IN THE PAST, the drug safety function of the Food and Drug Administration was straightforward: The FDA's scientists were simply meant to determine whether drugs are safe and effective, and to warn the public of side effects. But in recent years, the public's propensity to be easily scared has made the agency fear that "overwarning" of the downside of certain drugs might be as pernicious as "underwarning". In other words, too much emphasis on suspected but unproven side effects could scare people away from a drug that might help them.
That's the dynamic that appeared to be in play a few months ago, when one of the FDA's drug safety experts wrote an analysis that considered the impact of one class of anti-depressant drugs on children and teenagers. The analysis, which seemed to show that the drugs could make younger patients suicidal, was strong enough to persuade British regulators to ban use of the drugs, with the exception of Prozac, for patients younger than 18. Nevertheless, some FDA scientists questioned the validity of part of the data, particularly the unclear definition of "suicidal behavior." A decision was made to refer all of the raw data to an independent research group -- and to prevent the expert from presenting his views at a public FDA meeting. FDA directors feared that too much attention to the unproven studies could persuade doctors not to prescribe helpful drugs.
That decision is now the focus of congressional investigations. Sen. Charles E. Grassley (R-Iowa) and House Energy and Commerce Committee experts are looking into that incident as well as other cases in which, as Mr. Grassley put it in the Wall Street Journal, the FDA told experts to "clam up." But instead of scouring FDA e-mails for evidence of wrongdoing, it would be more useful if Congress reexamined why more raw data from clinical trials aren't made publicly available, enabling doctors to make judgments for themselves in other controversial and borderline cases. At the moment, laws rightly prevent the FDA from divulging proprietary information, such as chemical formulas and results of tests of drugs that have not been approved. But drug companies are also allowed to keep secret the results of trials conducted after drugs have been approved, including evidence that might help doctors choose one form of therapy over another.

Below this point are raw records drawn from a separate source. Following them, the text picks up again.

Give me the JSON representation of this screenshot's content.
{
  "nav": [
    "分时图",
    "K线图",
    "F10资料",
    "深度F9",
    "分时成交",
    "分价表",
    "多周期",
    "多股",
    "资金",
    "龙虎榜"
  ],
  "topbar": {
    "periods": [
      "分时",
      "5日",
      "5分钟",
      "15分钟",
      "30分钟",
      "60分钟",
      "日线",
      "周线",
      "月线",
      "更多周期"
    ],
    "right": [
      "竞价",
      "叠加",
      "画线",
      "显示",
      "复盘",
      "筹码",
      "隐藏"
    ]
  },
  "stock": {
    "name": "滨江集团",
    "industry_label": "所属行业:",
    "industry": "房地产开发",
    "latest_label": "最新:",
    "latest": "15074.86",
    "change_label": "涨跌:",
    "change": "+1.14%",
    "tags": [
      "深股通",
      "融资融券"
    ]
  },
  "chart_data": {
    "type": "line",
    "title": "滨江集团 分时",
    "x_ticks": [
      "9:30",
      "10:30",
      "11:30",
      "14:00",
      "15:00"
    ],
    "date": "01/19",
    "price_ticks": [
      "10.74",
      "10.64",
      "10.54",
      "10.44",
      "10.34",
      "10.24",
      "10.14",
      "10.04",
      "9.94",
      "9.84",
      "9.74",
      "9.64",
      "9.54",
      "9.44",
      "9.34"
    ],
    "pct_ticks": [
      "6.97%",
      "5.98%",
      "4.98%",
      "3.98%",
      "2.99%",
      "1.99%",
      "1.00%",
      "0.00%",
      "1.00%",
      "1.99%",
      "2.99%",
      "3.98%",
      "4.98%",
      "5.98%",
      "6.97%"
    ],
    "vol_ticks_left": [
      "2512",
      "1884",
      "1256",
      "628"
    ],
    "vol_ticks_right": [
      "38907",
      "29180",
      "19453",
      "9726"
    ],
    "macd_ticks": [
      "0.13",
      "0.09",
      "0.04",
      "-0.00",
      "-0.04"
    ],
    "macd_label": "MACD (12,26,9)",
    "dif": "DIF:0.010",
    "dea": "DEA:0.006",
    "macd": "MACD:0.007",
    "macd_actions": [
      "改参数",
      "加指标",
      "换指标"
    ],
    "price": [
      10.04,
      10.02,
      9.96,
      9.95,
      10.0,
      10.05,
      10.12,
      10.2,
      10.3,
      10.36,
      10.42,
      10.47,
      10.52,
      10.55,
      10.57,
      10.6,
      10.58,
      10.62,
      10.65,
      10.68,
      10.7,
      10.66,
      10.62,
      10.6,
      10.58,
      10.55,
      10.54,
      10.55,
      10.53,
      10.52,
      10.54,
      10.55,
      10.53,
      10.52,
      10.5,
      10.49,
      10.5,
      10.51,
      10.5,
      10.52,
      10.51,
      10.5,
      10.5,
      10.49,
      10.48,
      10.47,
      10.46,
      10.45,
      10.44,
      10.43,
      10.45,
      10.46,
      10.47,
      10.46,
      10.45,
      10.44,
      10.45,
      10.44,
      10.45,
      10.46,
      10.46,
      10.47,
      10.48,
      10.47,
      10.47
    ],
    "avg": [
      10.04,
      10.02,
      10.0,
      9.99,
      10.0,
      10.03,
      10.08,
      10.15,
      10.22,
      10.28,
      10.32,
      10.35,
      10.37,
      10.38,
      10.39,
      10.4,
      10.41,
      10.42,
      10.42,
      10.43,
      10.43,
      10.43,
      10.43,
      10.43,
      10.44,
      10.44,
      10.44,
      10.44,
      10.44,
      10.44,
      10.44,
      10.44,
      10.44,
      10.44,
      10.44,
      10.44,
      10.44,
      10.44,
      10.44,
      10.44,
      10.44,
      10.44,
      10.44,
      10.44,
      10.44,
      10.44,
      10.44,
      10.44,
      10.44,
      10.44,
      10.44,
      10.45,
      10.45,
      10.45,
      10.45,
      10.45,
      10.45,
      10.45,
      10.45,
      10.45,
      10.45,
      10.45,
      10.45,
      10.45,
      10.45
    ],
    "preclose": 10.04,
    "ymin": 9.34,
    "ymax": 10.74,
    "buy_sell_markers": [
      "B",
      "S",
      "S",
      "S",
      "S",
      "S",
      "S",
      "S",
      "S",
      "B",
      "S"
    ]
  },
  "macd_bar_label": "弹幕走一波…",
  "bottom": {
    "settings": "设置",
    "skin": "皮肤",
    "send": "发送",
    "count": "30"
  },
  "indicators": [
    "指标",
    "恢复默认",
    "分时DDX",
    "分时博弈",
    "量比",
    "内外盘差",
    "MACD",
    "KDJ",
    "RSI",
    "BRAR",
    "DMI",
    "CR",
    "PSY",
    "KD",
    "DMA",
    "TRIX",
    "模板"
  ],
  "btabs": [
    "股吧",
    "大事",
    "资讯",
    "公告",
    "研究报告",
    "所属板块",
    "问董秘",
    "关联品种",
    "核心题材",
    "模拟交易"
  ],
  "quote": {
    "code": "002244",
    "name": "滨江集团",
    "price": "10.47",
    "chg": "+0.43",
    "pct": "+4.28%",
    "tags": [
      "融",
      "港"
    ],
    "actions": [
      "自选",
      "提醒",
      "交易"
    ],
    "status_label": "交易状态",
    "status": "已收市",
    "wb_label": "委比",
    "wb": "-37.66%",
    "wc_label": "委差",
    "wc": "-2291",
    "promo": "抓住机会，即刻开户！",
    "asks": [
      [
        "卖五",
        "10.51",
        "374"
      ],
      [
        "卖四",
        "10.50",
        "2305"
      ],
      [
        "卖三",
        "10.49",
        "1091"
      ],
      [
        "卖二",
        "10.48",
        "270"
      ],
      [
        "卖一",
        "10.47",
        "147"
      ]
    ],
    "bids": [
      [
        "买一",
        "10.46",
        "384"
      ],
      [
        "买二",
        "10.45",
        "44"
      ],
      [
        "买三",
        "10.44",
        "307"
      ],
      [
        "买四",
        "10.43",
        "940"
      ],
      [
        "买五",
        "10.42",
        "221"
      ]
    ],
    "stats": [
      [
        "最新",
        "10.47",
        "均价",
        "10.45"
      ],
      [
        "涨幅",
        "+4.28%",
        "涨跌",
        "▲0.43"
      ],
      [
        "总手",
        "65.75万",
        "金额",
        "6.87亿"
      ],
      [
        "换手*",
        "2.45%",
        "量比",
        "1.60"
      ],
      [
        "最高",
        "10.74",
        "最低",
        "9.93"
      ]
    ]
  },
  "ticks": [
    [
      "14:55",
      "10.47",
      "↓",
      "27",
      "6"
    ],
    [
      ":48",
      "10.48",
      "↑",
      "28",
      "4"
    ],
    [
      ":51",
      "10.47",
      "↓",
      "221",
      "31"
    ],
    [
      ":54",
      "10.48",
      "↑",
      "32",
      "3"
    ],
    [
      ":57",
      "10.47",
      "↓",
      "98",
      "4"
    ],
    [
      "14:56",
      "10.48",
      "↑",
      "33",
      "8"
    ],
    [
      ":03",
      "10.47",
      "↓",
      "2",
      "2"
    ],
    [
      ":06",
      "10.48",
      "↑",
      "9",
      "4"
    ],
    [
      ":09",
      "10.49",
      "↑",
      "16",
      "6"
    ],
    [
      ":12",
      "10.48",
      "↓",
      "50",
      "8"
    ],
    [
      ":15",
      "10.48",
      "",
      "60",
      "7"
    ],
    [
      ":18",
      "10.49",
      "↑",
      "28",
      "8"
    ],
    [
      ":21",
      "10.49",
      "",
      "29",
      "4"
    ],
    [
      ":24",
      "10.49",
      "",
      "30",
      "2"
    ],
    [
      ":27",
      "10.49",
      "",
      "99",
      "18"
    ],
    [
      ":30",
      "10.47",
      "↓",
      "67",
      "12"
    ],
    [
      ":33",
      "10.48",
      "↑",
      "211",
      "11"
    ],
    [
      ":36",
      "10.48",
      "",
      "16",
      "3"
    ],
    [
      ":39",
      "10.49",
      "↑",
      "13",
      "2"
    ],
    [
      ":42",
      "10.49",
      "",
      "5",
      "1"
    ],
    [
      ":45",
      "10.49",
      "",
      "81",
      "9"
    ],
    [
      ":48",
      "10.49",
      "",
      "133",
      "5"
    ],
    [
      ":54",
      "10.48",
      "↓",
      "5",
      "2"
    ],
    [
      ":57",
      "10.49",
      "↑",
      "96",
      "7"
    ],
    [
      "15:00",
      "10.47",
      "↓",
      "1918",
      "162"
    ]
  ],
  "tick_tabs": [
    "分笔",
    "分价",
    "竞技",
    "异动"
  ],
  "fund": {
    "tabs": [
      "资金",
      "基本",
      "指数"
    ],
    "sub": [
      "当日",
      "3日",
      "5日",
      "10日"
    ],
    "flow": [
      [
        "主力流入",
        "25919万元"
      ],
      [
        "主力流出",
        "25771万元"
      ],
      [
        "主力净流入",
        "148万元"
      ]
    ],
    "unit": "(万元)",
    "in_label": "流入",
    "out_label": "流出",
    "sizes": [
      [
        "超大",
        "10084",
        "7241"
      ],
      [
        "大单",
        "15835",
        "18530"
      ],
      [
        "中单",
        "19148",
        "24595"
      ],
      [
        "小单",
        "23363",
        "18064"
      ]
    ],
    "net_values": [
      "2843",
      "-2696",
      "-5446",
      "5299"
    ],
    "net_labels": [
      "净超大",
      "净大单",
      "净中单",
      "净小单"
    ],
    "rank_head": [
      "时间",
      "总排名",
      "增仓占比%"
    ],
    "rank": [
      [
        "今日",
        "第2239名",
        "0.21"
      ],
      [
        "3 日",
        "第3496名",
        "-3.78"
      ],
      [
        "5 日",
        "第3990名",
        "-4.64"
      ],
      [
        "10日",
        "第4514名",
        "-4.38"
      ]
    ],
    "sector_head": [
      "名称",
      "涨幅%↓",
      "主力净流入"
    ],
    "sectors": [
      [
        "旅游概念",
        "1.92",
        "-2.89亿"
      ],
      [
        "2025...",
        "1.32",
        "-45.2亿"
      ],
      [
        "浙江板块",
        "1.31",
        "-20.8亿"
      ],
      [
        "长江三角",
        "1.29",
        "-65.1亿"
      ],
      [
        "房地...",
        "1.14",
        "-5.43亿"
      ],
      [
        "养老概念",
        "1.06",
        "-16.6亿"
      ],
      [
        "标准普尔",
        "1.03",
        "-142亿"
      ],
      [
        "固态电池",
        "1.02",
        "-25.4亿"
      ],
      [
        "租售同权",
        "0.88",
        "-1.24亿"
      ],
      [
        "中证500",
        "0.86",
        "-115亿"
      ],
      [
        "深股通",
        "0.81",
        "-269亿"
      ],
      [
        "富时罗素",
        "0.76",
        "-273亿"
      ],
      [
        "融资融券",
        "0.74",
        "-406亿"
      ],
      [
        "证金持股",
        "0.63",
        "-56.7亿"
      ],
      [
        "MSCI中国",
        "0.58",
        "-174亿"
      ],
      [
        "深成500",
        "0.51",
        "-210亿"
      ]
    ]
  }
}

Indeed, one overlooked conclusion that might also be drawn from the controversial FDA analysis is that -- leaving aside evidence about suicide -- the clinical trials of anti-depressants also cast doubt on whether these drugs are more effective than other kinds of treatments for adolescents: Patients in control groups who received extra attention and family therapy often showed as much or more improvement than those taking the drugs. Traditionally, the FDA has not been held responsible for comparing the effectiveness of different kinds of drugs or treatments. But then, traditionally, the FDA did not worry about scaring the public. Times change; so could the FDA, if Congress allows it.